    Looking down Midway, 1977
  • Reel Cabin from Columbia
    View of Highland Avenue looking down from Columbia Ave (Casper Reel's log cabin is visible), 1910
  • Abandoned West View Park
    abandoned West View Park, 1979
  • West View High Field
    Cars parked near West View High Field, 1942
  • No. 3 Fire Company
    No. 3 Fire Company
  • a trolley car on Center Avenue
    a trolley car at the intersection of Center Avenue and Perry Highway
  • West View Park sign
    West View Park sign
  • Reel Cabin from Columbia
    View of Highland Avenue looking down from Columbia Ave (Casper Reel's log cabin is visible), 1910
  • Danceland
  • Center Avenue and St. Luke's
    Center Avenue near St. Luke's Church, exact date unknown


The Borough of West View has a rich history. This page serves to provide a summary of the history of our community, from its earliest Native American inhabitants to West View Park. To discover and share more of our history, check out the West View Historical Society page on Facebook! 

West View Historical Society

Our summary of West View's history would not have been possible without the help of several external sources for research and images. Click here for a list of sources that may be useful for additional research. Many of these pages are still being added to and new pages are still being created. Stay tuned for future history pages! If you notice any errors or have questions, you can contact Andrew Bensch.

Native Americans

Southwestern Pennsylvania has had numerous Native American inhabitants throughout its history. The Adena people inhabited the area from 1000 to 200 BC, followed by the Hopewell people from 200 BC to 500 AD. The Monongahela tribe then lived in the area from 1050 AD until the early 17th century, when they disappeared, likely from disease or merging with another tribe. Starting in the 18th century, several Native American groups who were forced off their land started heading west towards the Pittsburgh area. Delaware, Erie, Seneca, Shawnee, and Wyandot Native Americans all traveled through the area.

Origins of the West View/Ross Area

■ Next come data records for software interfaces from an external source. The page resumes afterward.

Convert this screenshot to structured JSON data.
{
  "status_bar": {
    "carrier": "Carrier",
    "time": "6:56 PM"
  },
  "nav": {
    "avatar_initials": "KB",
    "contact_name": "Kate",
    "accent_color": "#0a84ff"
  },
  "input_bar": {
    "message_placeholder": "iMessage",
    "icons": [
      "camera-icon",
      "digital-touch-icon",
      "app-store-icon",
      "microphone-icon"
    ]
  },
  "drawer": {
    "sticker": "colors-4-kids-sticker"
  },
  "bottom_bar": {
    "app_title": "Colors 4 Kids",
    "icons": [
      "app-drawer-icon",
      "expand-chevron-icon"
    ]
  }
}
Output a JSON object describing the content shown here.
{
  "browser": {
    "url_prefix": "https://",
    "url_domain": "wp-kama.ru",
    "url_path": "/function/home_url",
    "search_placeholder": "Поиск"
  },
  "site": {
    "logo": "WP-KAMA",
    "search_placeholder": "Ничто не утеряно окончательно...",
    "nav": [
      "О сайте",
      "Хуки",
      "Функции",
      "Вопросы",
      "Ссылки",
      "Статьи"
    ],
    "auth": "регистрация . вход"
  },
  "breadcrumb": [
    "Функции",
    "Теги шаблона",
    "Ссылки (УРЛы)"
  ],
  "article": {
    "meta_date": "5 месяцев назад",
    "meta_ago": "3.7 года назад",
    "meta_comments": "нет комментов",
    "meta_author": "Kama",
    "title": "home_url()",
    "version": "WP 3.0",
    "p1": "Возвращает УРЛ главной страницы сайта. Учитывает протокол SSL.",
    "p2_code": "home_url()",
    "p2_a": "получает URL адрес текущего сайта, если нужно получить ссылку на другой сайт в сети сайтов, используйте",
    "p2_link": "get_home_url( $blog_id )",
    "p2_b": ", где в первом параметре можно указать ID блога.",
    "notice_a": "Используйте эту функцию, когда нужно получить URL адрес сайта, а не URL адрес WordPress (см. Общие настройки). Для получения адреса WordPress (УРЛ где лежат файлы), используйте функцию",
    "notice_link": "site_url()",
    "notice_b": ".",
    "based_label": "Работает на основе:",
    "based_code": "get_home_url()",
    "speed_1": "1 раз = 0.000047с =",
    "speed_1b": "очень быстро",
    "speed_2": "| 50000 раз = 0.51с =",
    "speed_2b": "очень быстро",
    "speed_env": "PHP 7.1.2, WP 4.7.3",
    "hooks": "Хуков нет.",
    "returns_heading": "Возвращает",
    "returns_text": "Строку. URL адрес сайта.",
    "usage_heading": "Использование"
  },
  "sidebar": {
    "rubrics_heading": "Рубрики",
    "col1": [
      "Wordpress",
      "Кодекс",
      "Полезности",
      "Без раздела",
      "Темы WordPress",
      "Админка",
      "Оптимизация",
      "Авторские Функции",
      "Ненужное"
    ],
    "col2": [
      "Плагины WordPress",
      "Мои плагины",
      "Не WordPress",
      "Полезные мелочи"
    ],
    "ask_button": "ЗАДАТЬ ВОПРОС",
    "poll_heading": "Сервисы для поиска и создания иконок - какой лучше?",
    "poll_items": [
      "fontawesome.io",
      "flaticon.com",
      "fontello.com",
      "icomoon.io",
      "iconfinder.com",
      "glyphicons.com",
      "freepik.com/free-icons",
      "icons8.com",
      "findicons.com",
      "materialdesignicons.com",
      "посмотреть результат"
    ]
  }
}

This all changed in October 1784, when the “Last Purchases” were made at Fort Stanwix. Prior to the treaty, all the land west of the Allegheny and north of the Ohio was considered “Indian country.” The Treaty of Fort Stanwix designated the West View/Ross area as the “Depreciation Tract.” To help fund the revolution, the Continental Congress issued paper money known as “Continental Currency.” This money depreciated very quickly, to the point that it was basically worthless by the time the war ended. The depreciation lands were specifically set aside by the state government in order to redeem the Continental money that had been accepted by the soldiers during the war and was to be given to Pennsylvanians who had enlisted in the Continental Army. The area was particularly attractive to settlers because a road, the Venango Trail, ran through the area. The path, used by Cornplanter Native Americans, started in Pittsburgh and went north through West View and continued north to Presque Isle.

Creation of West View

The name “West View” came from pioneers, traveling north from Pittsburgh, who enjoyed the view to the west as they traveled the Venango Trail. However, the name “West View” was actually used to describe three different places along the trail at one point in time. In the early 1900s, the Allegheny-Bellevue Land Company began purchasing lands that had once belonged to people such as Casper Reel and Barnabas Hilands. The purchase price for the 1.3 square mile which became West View was $276,500. The Land Company started on six housing projects between 1903 and 1914.